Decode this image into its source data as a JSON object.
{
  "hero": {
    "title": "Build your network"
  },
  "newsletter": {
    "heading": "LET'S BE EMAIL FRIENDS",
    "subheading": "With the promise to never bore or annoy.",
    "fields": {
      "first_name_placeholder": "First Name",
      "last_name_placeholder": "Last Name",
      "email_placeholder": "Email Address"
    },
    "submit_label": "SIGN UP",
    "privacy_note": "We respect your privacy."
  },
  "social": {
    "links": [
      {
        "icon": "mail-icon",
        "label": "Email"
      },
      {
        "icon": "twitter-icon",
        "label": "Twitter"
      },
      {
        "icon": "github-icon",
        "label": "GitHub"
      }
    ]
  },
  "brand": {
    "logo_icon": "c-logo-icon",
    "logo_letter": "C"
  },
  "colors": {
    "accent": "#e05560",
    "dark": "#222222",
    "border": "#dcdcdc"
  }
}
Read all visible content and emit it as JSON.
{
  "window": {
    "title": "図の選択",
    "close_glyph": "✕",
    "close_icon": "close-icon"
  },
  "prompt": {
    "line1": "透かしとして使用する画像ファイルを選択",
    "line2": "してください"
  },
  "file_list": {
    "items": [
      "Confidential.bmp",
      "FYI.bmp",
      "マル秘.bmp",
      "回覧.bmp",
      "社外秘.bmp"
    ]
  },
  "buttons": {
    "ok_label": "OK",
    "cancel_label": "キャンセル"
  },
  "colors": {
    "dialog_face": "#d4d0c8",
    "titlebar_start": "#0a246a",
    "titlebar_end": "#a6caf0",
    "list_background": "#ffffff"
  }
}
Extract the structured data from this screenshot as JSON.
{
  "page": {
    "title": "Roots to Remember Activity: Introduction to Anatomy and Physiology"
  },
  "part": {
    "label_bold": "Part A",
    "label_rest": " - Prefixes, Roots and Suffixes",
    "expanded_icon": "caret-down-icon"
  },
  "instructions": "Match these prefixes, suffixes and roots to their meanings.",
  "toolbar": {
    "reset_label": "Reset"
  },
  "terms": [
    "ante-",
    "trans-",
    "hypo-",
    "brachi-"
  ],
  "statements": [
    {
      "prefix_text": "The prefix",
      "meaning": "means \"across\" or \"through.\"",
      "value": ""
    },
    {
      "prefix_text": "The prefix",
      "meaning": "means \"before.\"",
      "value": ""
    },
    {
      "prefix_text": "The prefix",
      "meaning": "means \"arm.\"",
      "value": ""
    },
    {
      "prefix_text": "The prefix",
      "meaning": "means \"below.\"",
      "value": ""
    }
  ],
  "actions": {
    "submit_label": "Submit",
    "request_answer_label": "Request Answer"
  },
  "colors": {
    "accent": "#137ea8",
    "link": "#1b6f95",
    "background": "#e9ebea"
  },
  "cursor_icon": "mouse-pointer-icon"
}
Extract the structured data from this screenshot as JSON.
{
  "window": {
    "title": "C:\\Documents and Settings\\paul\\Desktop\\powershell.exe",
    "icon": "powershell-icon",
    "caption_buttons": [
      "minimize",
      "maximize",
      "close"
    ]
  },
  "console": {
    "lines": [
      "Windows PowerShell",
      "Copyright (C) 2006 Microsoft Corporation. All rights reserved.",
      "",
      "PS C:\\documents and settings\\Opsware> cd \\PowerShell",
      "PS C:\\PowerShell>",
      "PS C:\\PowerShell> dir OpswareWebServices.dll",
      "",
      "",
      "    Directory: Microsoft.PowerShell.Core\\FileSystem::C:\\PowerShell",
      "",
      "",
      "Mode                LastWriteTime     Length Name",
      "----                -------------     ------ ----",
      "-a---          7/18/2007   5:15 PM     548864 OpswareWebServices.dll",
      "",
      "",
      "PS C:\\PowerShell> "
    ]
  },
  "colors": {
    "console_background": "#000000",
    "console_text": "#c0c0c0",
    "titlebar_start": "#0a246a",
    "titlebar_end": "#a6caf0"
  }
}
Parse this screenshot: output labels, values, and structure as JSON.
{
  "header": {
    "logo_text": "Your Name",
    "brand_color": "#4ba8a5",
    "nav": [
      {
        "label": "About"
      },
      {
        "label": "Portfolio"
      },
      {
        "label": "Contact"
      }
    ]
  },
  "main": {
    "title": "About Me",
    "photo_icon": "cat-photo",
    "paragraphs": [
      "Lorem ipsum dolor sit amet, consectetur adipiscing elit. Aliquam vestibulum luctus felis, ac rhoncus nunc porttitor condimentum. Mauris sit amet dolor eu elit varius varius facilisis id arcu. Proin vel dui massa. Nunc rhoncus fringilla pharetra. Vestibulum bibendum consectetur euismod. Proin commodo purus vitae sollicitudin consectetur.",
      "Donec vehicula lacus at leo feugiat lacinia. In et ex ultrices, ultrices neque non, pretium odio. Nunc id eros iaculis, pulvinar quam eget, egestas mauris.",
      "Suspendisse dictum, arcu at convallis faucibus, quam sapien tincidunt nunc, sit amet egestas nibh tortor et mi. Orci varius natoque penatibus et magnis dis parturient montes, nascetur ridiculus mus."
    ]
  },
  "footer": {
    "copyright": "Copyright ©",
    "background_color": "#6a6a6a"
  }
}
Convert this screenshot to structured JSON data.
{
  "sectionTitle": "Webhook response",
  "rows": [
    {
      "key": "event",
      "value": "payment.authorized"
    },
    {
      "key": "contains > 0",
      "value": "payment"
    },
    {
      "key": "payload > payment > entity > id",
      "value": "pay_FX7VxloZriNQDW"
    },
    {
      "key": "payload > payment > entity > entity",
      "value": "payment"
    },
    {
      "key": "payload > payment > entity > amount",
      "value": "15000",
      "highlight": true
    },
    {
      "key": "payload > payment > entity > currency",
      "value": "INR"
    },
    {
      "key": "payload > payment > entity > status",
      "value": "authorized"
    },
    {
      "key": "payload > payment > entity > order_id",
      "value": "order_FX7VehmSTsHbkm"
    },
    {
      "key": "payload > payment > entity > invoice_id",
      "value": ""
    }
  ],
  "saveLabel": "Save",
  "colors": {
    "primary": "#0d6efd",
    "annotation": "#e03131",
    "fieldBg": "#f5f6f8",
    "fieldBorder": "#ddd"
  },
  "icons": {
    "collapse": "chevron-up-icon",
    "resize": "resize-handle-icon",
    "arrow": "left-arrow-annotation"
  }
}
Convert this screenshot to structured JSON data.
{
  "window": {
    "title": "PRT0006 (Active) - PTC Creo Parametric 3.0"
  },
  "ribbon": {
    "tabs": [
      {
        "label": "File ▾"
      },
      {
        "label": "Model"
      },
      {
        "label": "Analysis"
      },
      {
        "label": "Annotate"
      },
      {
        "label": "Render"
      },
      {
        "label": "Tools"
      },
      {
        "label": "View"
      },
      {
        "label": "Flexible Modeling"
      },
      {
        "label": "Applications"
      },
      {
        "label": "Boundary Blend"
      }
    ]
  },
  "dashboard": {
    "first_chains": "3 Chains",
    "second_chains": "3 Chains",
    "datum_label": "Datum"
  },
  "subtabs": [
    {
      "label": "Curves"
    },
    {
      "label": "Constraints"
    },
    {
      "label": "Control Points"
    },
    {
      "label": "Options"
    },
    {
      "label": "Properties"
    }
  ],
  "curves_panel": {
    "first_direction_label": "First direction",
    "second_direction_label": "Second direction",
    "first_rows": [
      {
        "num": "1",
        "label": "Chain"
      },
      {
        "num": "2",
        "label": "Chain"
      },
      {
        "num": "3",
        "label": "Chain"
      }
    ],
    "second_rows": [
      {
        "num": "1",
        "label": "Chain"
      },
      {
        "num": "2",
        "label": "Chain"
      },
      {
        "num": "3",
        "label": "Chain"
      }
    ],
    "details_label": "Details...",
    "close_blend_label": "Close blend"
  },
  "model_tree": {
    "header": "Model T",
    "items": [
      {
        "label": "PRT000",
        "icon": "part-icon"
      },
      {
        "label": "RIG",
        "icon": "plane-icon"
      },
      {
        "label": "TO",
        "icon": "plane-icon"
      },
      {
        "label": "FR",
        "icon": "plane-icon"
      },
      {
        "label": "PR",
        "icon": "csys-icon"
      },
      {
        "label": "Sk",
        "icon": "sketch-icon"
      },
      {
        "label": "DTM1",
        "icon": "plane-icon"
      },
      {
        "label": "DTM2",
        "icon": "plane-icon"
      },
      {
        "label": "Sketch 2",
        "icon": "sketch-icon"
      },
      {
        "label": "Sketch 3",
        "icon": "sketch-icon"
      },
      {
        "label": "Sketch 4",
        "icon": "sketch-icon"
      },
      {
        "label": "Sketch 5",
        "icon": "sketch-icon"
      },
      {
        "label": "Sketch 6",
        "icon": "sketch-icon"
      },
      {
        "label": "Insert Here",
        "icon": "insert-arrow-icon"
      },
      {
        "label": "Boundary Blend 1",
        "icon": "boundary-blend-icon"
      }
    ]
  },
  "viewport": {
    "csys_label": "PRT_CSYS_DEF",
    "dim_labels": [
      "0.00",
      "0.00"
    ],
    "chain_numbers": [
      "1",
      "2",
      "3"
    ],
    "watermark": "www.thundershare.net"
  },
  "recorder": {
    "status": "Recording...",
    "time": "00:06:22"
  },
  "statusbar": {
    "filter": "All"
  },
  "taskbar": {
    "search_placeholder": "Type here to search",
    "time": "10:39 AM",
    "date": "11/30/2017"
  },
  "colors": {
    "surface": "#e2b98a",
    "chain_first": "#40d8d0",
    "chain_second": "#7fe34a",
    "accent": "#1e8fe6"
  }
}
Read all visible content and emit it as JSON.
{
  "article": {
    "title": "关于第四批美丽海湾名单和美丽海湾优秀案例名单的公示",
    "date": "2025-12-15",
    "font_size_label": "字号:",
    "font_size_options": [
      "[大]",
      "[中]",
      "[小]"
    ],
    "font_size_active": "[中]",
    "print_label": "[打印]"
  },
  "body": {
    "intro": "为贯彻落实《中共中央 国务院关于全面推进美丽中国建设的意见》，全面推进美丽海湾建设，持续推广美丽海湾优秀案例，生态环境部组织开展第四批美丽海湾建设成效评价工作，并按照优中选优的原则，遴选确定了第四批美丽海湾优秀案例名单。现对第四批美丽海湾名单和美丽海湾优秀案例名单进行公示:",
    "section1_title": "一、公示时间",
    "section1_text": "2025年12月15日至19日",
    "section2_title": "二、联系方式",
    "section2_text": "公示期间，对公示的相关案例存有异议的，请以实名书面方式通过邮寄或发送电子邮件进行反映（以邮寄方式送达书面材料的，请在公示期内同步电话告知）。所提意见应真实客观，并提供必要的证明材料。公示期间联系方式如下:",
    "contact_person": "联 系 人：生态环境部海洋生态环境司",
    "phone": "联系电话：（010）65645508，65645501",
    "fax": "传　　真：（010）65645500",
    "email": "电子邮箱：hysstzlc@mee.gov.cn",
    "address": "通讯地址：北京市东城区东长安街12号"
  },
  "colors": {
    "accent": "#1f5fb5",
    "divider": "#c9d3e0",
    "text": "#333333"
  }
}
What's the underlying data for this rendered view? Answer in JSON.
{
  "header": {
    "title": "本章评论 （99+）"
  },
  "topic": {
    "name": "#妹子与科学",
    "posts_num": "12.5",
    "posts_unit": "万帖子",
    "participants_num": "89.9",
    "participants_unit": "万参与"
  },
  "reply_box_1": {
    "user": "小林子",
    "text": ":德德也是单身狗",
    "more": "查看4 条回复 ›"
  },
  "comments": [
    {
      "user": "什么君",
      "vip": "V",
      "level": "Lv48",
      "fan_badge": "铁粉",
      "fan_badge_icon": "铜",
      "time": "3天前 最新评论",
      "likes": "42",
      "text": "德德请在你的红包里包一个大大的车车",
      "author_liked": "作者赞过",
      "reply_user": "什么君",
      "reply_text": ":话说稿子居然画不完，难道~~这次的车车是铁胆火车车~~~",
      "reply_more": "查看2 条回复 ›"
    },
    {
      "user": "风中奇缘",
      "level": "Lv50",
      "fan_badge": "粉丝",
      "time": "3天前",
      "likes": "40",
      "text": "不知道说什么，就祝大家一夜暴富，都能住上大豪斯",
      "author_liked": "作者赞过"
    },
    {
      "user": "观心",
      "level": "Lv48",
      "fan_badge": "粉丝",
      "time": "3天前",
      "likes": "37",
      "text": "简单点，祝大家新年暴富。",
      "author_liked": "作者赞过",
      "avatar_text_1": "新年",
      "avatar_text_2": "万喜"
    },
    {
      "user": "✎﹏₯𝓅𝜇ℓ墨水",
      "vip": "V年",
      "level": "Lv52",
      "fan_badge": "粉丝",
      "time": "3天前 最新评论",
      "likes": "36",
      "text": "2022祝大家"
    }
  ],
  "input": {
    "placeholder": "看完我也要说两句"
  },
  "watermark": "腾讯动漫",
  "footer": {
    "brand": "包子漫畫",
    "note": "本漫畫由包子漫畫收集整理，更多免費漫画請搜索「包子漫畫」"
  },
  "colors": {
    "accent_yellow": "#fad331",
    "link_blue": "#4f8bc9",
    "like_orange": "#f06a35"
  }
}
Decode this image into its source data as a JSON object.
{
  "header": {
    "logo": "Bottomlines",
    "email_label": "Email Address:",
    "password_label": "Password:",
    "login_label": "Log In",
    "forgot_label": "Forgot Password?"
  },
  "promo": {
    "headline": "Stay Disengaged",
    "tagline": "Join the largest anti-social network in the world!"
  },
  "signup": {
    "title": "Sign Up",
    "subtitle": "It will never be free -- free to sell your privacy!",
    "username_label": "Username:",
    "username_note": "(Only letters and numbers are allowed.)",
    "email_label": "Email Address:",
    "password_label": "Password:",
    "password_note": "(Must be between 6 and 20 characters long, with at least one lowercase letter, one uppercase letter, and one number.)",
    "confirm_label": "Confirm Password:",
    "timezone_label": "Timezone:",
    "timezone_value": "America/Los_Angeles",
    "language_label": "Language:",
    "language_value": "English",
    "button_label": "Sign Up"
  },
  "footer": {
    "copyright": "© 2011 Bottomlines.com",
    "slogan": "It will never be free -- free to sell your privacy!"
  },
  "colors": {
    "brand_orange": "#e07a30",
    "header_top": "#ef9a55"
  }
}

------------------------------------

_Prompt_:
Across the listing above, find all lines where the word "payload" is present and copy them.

_Task solution_:
      "key": "payload > payment > entity > id",
      "key": "payload > payment > entity > entity",
      "key": "payload > payment > entity > amount",
      "key": "payload > payment > entity > currency",
      "key": "payload > payment > entity > status",
      "key": "payload > payment > entity > order_id",
      "key": "payload > payment > entity > invoice_id",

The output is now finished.